ommissioners unanimously approved the licensing of Isle, which is gaining a toehold in Nevada with a 0.1 percent interest in Fernley Pioneers, which operates a small casino in Fernley, east of Reno.
But Virginia McDowell, President and Chief Operating Officer of the company, said Isle plans to enter the Las Vegas locals market when an opportunity arises. In an interview, McDowell echoed what she told the state Gaming Control Board on Sept. 1 – that the company would review potential opportunities in Las Vegas.
McDowell told regulators that Isle, which operates 15 casinos in six states, would be best suited to operate a local property in Las Vegas. The company recently was under consideration to manage four Station Casinos properties that were proposed to be spun off as part of the Station Casinos’ bankruptcy settlement. It turned out that Station management maintained control of its properties and the Isle management proposal never occurred.
Isle also was licensed and owned the downtown Las Vegas Lady Luck property in 2000, selling its interest in 2002. After two ownership changes, the most recent holders of the Lady Luck, Los Angeles-based CIM Group, closed the property in 2006.
McDowell said the company decided to sell the Lady Luck “because it was not a part of our core competency.” She said the company has since broadened its expertise.
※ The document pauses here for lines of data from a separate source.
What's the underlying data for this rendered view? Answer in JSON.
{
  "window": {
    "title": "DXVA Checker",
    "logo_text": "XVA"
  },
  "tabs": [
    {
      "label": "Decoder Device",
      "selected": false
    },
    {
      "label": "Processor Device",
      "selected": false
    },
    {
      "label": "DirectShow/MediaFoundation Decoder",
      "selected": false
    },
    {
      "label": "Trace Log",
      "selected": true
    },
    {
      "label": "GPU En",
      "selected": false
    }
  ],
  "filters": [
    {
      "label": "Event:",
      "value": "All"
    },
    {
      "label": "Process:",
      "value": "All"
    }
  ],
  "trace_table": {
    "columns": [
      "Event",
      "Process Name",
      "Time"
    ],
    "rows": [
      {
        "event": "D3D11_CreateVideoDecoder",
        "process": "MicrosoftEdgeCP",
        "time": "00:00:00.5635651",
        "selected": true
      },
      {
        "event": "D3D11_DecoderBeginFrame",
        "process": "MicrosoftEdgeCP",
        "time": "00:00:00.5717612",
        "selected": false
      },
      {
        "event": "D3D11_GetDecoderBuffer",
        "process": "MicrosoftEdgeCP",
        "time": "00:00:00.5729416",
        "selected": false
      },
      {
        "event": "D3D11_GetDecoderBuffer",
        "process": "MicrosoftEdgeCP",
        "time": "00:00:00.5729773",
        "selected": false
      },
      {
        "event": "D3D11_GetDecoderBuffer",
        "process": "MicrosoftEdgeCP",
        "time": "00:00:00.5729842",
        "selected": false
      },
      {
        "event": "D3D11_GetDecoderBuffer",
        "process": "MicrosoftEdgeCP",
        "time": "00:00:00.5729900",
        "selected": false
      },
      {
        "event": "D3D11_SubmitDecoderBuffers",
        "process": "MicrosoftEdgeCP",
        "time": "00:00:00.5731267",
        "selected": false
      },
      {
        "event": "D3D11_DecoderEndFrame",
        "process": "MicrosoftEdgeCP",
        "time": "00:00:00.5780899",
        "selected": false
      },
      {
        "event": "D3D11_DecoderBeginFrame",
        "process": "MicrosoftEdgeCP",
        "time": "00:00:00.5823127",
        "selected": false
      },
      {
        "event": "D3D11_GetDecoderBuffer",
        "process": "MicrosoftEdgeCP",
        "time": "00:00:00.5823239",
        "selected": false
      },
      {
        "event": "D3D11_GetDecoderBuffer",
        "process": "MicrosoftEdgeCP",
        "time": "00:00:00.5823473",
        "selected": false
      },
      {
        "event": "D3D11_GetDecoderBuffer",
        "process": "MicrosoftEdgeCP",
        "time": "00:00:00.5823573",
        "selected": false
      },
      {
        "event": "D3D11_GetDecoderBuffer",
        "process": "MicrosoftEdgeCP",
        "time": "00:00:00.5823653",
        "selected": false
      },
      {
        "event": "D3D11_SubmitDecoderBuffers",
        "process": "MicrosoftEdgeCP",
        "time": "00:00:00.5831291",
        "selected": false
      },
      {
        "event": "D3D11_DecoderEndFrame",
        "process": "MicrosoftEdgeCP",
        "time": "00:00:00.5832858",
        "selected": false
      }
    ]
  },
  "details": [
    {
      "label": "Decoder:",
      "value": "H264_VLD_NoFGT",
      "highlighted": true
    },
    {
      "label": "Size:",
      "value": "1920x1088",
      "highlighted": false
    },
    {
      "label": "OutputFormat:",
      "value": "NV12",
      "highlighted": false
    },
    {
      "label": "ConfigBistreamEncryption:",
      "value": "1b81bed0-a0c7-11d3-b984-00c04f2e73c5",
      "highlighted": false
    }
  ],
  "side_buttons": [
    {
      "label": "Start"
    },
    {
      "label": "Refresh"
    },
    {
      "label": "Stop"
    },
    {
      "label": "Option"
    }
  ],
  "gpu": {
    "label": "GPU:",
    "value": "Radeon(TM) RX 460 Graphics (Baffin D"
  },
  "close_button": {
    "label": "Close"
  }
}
When investigating the market when under consideration to run the four Station properties, the company decided it wanted to be in Las Vegas.
She said a survey of her customers indicated that 80 percent of them visit Las Vegas at least once a year and it made sense for the company to have a Las Vegas presence.